Minnesota’s fans need to wake up and support teams

Apathy has become an all-too-common thing at Minnesota.
I admit it, I’m a part of the problem. I can’t stand cheerleaders because I have no “school spirit.” How can we be compelled to cheer for a team, or just be excited about our school in general, if we’re paying around $2,000 a semester to go to school?
Don’t get me wrong, I’m not asking for a free education. I just find it hard to get excited about school when I feel like I’m getting screwed with parking, books and all the corporate merchandising around campus.
But maybe there’s a ray of hope.
After the football team lost Saturday, garbage rained down from the stands onto the field. Throwing garbage at most schools would be a sign of a jerky student section — at Minnesota it’s a sign of life.
Fans need to care again. Granted, it’s kind of difficult to care about a team that has broken hearts for so long. How many teams have come tantalizingly close to beating Penn State, Wisconsin and Michigan in the last three years?
The Gophers are always on the verge of being mediocre. But this year’s team feels different. A few weeks ago, I challenged the team to exceed their own expectations. They should concentrate on beating the teams they should beat and find a team to upset.
Unlike other years when Minnesota has dropped a big game, there doesn’t seem to be a big drop in optimism. I’m not just talking about the team. For once fans seem mildly optimistic about the team’s chances.
And why not? Minnesota has something called Illinois on its schedule Saturday and finishes the season against Indiana and Iowa.
But the optimism still in the fall campus air will be quick to go if the Gophers don’t stay competitive. With tough games against Ohio State, Purdue and Penn State on the Minnesota schedule in successive weeks, the football won’t be easy for the Gophers.
Football fans are a small part of the overall fan base. If there’s anything we could use more of, it’s people that actually care about the sports.
Sure, everybody cares (or cared) about men’s basketball — it’s the one sport that has a consistently boisterous fan base. It’s time other sports pick it up too.
Specifically, when was the last time a riled-up crowd sat through a game at Mariucci Arena? The crowds have gotten progressively less rowdy since I started school in ’96. They’re more concerned with wearing the right Eddie Bauer flannel or Structure T-shirt than the fact that the score is 3-0.
All the hockey fans I’ve ever known are gruff, foul-mouthed, die-hard hockey fans.
Where have they gone?
Sure, there are probably some of the old-guard fans, but the crowds have gone to the yuppies.
Less prominent sports sometimes have the most vigorous crowds.
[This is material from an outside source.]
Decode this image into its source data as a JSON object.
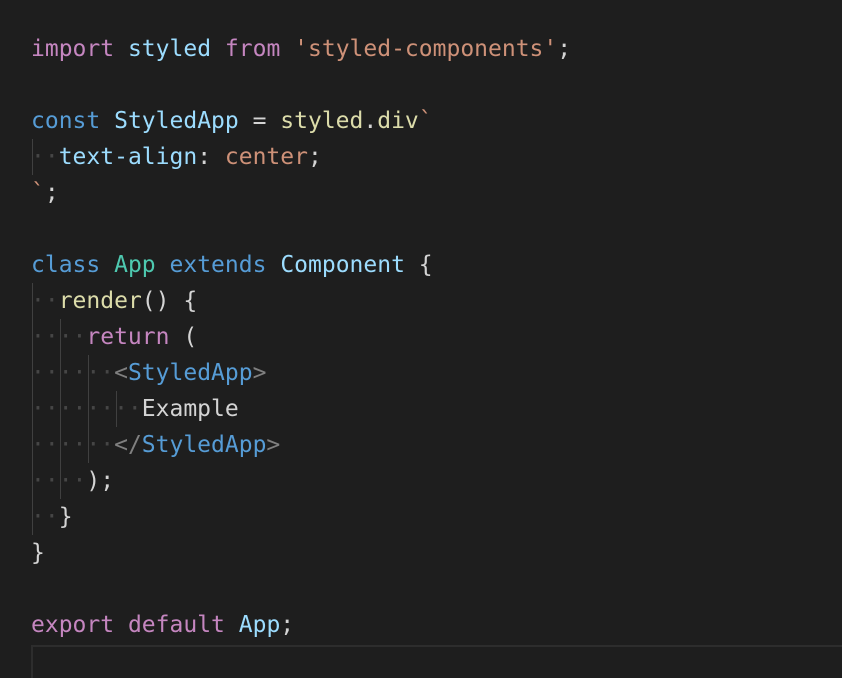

The volleyball team can have one of the most boisterous crowds, given its typical size of around 1,000.
Wisconsin fans are always saying that Minnesotans aren’t die-hards. Maybe all the fans should throw that stuff out the window and get into the sport they’re watching.
As long as there aren’t any cheerleaders there.
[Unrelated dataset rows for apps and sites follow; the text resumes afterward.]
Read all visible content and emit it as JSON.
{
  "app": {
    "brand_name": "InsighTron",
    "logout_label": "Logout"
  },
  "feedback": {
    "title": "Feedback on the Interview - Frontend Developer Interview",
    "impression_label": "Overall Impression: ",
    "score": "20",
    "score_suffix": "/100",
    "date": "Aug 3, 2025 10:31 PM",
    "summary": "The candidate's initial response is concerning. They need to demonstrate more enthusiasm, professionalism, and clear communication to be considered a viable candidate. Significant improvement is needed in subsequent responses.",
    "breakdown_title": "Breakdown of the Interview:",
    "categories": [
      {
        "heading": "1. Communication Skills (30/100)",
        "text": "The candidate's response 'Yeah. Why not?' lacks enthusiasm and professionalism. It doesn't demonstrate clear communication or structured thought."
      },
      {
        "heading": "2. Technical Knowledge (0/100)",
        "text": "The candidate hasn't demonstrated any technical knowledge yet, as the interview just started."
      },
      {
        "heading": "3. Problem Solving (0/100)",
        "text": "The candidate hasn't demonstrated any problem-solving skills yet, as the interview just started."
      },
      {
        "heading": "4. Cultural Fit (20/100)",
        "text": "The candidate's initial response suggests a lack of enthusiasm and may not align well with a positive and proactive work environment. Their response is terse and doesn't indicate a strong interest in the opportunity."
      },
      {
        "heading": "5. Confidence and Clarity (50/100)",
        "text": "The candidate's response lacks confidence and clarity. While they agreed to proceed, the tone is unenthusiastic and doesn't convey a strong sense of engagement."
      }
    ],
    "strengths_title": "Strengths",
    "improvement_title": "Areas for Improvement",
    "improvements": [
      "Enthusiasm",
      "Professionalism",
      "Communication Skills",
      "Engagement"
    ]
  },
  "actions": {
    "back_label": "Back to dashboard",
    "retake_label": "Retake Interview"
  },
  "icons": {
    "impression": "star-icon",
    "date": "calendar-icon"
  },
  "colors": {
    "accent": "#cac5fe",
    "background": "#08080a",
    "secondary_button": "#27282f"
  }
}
Jim Schortemeyer is the sports editor and welcomes comments at [email protected]